    The graphs show the fog collector system at the Veladero School site and the total amount of water collected by the CloudFisher system each month. To compare performance between sites, the volume of water per square metre of CloudFisher mesh was calculated. The fog collectors at the Veladero School are used exclusively to supply water to the teachers and students of the educational centre. At the other three sites, the water harvested is integrated into the community's water supply network.
    The water yields of the other three sites can be found in the publication on page 47. 

    Performance of the CloudFisher at the Veladero School site
    Diagram of the fog collector system at the Veladero School site

    Completely green technology
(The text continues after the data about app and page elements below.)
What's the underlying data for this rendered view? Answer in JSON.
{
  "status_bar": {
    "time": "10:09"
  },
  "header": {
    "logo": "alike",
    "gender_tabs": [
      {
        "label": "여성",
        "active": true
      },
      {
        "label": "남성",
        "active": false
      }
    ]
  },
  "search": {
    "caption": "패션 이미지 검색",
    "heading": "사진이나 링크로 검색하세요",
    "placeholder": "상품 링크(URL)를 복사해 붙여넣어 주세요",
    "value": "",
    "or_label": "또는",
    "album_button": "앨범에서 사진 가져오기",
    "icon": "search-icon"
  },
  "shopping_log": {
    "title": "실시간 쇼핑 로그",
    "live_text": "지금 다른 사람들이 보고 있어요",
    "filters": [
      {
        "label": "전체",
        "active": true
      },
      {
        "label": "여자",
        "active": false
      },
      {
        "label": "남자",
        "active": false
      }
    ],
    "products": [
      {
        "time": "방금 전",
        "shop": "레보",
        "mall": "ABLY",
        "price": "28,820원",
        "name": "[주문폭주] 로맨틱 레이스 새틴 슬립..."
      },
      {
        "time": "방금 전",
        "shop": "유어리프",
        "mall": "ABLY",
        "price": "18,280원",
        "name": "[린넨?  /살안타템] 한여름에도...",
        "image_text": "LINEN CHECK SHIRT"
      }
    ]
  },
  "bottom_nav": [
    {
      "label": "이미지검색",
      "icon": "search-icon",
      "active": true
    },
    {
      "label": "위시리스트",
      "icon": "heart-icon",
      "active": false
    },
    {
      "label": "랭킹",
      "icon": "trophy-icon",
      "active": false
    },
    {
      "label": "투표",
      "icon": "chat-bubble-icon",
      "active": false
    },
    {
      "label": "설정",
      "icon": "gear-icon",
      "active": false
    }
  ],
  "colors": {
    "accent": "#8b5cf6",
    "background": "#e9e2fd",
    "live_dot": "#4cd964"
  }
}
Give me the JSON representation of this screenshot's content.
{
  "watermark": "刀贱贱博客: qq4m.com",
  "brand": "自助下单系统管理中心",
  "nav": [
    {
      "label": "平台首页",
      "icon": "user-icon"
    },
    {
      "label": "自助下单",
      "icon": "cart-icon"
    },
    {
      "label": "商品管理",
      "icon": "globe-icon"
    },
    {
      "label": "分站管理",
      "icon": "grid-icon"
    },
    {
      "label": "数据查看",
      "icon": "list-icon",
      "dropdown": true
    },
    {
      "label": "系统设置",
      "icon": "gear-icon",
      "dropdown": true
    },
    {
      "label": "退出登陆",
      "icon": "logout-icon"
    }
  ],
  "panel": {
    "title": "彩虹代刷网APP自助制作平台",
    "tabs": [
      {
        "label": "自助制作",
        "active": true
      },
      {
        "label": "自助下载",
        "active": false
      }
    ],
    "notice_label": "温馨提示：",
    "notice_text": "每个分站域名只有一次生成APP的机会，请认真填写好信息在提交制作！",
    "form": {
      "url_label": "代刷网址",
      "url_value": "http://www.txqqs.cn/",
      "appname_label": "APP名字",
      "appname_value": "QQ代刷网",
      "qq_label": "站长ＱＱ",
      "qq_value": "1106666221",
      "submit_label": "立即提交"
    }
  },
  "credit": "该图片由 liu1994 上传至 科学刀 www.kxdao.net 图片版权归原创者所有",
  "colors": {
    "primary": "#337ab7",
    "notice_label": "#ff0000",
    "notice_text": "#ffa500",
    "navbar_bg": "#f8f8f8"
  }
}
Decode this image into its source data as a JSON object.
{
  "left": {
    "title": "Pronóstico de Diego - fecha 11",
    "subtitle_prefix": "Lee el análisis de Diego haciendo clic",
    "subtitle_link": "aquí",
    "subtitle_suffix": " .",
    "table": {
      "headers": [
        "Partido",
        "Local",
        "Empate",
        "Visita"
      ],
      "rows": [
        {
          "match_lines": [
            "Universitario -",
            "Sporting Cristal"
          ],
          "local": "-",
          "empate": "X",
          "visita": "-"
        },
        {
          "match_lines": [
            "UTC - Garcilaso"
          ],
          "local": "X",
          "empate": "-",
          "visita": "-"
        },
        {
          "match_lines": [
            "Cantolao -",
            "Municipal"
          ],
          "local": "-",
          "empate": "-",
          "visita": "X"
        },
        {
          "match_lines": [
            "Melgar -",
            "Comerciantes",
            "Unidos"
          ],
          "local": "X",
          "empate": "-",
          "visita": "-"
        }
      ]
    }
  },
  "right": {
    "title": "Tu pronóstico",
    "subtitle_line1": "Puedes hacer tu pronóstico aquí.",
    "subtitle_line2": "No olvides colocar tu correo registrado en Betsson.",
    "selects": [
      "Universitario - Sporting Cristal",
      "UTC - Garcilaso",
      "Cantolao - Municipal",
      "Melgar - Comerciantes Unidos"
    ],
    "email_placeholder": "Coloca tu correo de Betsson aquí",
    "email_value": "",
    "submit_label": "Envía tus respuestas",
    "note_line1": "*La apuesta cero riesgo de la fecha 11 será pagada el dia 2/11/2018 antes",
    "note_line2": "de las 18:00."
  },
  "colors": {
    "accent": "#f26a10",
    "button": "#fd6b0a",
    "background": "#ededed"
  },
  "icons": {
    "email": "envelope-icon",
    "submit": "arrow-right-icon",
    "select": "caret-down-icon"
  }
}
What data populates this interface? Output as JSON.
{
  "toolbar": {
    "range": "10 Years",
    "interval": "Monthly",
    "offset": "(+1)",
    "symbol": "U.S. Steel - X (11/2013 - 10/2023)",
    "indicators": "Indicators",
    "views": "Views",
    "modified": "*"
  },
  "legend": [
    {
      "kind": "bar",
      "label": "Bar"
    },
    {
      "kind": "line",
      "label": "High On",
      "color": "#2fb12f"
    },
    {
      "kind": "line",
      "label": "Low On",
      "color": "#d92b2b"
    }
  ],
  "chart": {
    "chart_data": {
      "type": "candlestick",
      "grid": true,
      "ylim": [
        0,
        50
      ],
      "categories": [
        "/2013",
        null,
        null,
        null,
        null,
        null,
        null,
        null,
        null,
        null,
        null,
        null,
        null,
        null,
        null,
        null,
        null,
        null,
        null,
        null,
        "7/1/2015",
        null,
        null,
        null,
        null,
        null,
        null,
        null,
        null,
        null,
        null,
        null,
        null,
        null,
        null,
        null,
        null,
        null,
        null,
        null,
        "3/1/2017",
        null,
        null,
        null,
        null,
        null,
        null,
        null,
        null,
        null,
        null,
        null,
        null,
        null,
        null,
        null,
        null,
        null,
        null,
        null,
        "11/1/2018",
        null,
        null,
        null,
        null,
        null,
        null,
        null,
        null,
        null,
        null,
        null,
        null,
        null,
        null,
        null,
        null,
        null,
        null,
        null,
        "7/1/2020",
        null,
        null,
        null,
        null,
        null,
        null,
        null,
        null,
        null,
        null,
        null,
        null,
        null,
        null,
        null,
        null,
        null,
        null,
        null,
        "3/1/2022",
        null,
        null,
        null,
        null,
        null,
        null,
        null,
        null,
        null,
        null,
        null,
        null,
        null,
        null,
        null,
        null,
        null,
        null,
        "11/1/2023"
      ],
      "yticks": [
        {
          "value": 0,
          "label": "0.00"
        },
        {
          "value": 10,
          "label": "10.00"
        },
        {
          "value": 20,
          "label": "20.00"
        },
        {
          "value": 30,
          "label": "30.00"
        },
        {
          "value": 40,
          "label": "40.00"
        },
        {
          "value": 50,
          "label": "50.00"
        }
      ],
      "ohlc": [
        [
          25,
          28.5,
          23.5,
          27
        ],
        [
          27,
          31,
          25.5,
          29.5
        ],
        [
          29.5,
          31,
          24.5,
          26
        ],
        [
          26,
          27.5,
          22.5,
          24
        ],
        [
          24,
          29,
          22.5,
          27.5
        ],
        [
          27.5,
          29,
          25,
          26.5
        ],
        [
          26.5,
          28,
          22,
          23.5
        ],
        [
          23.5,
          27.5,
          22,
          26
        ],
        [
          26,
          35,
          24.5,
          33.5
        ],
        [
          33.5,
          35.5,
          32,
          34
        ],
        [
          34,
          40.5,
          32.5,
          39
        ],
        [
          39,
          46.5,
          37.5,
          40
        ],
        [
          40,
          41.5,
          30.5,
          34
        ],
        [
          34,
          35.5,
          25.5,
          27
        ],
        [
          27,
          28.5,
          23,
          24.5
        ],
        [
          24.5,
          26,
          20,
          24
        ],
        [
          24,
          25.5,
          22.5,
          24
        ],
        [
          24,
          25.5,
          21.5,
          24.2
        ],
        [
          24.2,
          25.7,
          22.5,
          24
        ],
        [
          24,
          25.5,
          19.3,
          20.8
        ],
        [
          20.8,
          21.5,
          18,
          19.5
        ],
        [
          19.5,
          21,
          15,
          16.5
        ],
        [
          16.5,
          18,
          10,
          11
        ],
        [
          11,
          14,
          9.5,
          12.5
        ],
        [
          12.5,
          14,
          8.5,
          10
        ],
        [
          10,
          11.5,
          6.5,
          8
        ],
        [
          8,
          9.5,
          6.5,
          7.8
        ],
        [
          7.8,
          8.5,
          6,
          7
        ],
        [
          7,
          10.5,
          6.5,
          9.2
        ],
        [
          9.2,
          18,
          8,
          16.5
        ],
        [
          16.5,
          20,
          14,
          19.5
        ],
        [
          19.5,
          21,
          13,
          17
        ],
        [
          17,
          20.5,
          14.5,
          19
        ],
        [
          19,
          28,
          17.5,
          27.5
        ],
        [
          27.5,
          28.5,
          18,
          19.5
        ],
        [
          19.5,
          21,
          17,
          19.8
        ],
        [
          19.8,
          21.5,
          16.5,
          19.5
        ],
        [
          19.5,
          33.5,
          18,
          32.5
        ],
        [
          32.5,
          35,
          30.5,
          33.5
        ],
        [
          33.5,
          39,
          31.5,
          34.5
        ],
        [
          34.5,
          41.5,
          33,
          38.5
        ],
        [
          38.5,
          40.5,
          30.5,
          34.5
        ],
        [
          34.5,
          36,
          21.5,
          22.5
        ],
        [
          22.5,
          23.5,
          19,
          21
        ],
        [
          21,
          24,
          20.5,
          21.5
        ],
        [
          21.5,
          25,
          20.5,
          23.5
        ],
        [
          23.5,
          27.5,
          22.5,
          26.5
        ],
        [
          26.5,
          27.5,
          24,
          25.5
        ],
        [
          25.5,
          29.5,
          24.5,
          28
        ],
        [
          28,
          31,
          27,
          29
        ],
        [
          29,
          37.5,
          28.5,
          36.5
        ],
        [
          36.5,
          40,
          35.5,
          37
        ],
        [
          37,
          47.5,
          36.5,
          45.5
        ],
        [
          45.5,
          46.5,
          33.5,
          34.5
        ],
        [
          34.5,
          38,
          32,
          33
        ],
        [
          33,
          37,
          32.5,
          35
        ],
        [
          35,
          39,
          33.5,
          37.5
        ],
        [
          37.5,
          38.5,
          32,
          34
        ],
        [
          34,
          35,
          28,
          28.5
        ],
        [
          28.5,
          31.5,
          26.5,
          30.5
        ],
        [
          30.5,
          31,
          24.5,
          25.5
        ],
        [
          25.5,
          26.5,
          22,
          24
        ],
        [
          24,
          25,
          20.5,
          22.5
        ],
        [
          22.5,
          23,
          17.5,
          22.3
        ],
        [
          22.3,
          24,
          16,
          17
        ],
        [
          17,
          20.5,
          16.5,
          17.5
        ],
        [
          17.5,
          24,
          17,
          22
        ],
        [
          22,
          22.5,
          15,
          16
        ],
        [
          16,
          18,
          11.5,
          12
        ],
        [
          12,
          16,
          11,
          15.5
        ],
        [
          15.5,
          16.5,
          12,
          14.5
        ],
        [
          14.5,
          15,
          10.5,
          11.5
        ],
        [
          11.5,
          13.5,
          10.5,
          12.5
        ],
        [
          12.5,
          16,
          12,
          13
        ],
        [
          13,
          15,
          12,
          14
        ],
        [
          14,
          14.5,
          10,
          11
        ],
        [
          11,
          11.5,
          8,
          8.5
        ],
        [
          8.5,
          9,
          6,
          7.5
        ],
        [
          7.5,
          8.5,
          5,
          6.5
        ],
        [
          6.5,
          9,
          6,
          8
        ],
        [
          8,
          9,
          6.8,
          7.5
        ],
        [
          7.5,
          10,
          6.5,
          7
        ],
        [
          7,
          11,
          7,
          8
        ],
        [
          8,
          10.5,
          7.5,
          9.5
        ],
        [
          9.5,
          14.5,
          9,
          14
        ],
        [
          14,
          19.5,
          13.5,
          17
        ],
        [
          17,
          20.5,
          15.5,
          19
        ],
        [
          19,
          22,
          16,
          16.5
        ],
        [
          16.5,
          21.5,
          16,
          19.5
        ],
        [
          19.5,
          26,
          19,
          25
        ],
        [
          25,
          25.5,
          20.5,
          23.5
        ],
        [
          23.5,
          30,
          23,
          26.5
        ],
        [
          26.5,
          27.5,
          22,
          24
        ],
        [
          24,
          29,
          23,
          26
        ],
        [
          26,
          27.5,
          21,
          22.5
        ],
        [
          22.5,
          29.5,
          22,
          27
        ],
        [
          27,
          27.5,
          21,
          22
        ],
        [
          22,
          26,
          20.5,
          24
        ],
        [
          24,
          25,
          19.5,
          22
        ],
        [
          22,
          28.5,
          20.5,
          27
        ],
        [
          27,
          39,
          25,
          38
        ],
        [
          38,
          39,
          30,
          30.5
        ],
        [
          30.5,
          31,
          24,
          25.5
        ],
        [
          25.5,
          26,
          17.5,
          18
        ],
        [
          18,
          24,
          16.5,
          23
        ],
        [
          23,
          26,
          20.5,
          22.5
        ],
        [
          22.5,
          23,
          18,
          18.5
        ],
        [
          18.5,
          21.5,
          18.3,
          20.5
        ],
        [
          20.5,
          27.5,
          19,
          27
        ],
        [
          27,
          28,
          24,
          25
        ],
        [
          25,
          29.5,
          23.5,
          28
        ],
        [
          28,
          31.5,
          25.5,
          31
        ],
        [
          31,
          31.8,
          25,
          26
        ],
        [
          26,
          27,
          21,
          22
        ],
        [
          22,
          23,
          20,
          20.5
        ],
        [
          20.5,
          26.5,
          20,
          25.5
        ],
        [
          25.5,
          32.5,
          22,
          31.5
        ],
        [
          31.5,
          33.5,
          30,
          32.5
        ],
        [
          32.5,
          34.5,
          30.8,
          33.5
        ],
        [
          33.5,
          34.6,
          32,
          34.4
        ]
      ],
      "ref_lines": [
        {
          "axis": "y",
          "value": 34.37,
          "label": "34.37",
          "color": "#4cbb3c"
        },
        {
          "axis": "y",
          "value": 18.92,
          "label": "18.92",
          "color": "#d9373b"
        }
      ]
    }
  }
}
    Fog harvesting is an effective technique for providing water in water-scarce areas with regular fog occurrences. The project in Bolivia shows that it's a sustainable way to produce water with minimal resources. The flexibility of fog nets allows for a modular approach, providing water during critical dry months without the need for special machinery or advanced technology. This environmentally sustainable method utilises natural condensation and gravity, making it a completely green technology. n addition, the maintenance costs in the project are low and the systems are easy to operate without technical knowledge, which benefits the municipalities. In addition, the maintenance costs in the project are low and the systems are easy to operate without technical knowledge, which benefits the communities. 

    Social impact

    But the project goes far beyond water collection. It includes skills training, water education, awareness raising on water management and hygiene practices. This is particularly important for the students at the school site, who benefit from this comprehensive approach. In addition, fostering respect for water and the environment from a young age helps to build resilience and promote environmental responsibility. Furthermore, fog nets have the potential to reduce inequalities in access to water, particularly in marginalised communities around the world.

    Successful completion of the project

    The project in Bolivia's Valles Cruceños region demonstrates how a simple, but pioneering initiative can revolutionize access to water. Driven by grassroots efforts, environmental education, and innovative technology, fog water harvesting means a considerable step forwards for local communities.

    This journey, addressing water scarcity through collaborative efforts, showcases how the right approach can contribute to progress in the UN Sustainable Development Goals related to water, social, and environmental development.

    Pilot projects launched: Zabalketa, supported by the Basque business group NER, launched pilot projects in Peru and Bolivia to test fog harvesting for reforestation in areas of low rainfall.

    Fog net installation: Larger fog collectors were installed in the Valles Cruceños to provide water to remote households.

    Study and site identification: A study, supported by the Basque Agency for Development Cooperation, identified ten potential sites for fog water collection in the Valles Cruceños.

    Project launch: WaterFoundation and Munich Re Foundation selected a project by ICO and Zabalketa to install CloudFisher fog collectors in Bolivia.

    Installation completed: The installation of CloudFisher systems in four locations was finalised in September. These sites were Veladero School, Central Veladero, Sahuintito and Sivingalito.

    Fog water harvesting data was collected between October 2022 and March 2023. These results were evaluated based on two important factors: rainfall and the frequency of fog presence each month. In addition, training courses for local organisations, environmental education sessions for students and a small water summit in Vallegrade were held.

    Water harvesting successful: Large amounts of water were collected at all sites, ranging from 3,000 to 35,000 litres per month.  
    See detailed graphs in the report on page 47.